* [Goal of the exercise]: Using the listing below, extract each line that has the word "TOURS" in it.

* [Dataset entries]:
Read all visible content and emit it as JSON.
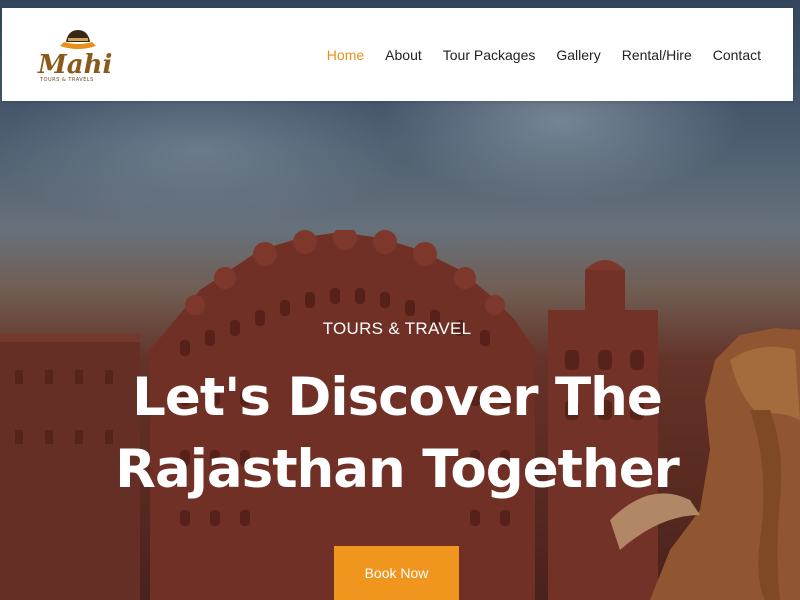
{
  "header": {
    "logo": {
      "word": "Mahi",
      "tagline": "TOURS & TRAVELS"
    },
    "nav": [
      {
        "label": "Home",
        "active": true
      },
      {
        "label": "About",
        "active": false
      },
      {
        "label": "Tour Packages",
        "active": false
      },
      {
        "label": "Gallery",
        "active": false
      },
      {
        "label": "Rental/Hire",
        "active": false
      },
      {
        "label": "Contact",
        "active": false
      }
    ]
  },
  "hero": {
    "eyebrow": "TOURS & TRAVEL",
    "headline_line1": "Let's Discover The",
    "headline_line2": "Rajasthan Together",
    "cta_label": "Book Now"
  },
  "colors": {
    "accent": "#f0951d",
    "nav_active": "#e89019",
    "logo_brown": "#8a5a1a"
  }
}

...

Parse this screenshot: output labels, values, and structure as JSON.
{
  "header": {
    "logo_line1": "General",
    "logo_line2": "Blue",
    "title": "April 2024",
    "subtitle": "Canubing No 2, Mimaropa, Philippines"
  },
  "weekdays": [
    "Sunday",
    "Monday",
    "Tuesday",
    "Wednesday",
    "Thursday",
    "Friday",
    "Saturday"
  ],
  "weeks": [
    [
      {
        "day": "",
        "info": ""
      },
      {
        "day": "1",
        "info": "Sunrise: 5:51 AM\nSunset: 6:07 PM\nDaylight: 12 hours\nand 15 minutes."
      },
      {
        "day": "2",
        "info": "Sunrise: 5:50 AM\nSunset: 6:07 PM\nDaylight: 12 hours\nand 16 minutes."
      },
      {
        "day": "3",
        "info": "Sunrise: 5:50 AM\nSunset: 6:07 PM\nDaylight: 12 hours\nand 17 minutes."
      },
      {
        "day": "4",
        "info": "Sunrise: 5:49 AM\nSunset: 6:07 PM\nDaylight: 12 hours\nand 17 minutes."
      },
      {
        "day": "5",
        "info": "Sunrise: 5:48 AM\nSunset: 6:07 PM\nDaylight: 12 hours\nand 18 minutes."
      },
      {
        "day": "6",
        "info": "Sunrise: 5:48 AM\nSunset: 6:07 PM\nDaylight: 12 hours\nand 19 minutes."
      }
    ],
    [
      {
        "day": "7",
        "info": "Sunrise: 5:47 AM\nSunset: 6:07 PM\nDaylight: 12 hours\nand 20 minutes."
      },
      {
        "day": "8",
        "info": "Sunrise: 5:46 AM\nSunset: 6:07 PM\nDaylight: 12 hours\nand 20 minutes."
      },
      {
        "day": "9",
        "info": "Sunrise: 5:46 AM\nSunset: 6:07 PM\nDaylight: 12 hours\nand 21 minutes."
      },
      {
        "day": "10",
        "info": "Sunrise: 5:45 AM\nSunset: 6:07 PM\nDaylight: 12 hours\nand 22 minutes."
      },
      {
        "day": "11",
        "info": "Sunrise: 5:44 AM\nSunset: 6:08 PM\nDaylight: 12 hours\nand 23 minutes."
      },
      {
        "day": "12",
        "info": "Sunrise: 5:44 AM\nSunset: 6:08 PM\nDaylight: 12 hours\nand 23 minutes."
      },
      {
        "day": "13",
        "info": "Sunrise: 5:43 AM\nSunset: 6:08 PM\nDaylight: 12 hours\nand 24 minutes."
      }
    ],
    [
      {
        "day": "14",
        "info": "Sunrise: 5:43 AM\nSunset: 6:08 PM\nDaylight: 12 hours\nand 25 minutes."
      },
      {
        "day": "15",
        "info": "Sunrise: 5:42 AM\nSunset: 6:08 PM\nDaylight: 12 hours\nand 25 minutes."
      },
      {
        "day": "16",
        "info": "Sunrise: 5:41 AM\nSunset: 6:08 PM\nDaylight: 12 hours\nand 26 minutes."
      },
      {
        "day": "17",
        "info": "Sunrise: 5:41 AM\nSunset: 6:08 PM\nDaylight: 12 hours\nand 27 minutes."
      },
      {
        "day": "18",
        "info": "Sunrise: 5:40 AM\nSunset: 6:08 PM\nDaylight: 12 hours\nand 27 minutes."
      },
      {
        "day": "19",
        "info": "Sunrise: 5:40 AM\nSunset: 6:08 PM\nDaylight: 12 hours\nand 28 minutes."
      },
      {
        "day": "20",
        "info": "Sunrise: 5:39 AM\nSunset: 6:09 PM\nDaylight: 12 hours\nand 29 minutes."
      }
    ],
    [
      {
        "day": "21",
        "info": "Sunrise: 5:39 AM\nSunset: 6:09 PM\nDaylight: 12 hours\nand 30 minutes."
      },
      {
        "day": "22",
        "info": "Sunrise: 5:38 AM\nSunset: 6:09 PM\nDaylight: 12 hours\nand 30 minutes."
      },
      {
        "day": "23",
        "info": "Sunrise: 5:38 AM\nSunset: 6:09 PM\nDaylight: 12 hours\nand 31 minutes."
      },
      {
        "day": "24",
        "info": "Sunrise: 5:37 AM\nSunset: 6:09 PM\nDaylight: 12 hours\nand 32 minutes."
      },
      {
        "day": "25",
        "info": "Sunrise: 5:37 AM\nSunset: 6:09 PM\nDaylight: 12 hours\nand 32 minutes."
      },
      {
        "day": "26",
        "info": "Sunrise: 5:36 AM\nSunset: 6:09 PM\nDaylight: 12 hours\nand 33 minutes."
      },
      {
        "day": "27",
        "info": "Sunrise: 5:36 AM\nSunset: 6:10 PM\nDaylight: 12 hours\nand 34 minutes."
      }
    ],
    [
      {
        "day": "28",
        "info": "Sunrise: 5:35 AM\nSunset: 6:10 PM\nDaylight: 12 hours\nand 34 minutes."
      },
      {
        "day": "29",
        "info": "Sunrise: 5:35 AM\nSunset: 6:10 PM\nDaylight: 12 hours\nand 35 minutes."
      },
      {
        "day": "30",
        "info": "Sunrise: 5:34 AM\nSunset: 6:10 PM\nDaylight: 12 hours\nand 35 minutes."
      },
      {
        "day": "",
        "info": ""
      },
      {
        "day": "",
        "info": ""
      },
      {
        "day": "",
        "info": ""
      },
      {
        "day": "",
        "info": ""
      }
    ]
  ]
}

* [Result of the task]:
      "tagline": "TOURS & TRAVELS"
    "eyebrow": "TOURS & TRAVEL",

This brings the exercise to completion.